What lines of the data hold the string "selected"? Pull each one out.

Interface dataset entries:
*** Block opens ***

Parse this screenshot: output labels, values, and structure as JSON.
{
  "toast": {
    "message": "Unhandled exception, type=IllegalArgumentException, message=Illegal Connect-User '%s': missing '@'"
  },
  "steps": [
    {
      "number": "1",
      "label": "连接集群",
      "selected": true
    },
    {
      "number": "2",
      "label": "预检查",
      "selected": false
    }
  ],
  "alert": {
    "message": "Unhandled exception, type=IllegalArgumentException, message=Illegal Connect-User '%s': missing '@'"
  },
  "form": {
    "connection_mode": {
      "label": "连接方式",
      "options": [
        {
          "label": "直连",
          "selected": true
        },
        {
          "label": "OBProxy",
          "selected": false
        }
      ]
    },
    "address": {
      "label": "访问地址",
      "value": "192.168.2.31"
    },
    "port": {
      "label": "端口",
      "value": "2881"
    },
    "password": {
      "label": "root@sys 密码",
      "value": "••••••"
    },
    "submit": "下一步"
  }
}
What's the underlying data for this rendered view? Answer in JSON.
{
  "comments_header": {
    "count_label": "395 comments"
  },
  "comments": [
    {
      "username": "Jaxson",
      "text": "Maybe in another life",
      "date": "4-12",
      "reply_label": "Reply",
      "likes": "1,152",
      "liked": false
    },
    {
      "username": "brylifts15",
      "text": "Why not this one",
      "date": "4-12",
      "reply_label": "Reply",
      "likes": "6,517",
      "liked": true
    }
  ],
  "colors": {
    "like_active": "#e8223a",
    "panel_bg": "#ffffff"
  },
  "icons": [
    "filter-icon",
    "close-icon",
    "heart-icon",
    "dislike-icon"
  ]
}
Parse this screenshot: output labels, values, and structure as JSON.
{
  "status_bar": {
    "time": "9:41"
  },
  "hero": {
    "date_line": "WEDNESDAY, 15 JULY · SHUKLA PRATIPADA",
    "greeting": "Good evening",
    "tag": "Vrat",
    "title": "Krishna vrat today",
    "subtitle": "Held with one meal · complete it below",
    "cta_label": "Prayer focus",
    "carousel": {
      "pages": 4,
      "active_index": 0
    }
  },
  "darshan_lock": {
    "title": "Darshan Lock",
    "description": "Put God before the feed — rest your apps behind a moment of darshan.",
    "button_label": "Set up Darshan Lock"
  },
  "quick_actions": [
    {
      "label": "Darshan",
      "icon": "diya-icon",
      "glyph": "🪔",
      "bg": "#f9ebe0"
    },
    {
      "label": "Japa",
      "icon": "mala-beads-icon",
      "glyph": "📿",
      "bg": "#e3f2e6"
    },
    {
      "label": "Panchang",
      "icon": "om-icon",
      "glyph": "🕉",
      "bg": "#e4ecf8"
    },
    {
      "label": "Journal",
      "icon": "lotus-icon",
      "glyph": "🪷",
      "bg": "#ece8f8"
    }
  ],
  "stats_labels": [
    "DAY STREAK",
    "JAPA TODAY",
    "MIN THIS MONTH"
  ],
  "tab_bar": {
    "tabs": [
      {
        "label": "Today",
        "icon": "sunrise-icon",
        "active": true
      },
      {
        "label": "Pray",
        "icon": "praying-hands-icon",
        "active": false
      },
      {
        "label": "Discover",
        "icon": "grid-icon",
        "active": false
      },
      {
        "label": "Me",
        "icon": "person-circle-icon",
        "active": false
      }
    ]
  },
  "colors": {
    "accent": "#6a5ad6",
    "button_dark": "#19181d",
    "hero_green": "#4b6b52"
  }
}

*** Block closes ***

* Result below
      "selected": true
      "selected": false
          "selected": true
          "selected": false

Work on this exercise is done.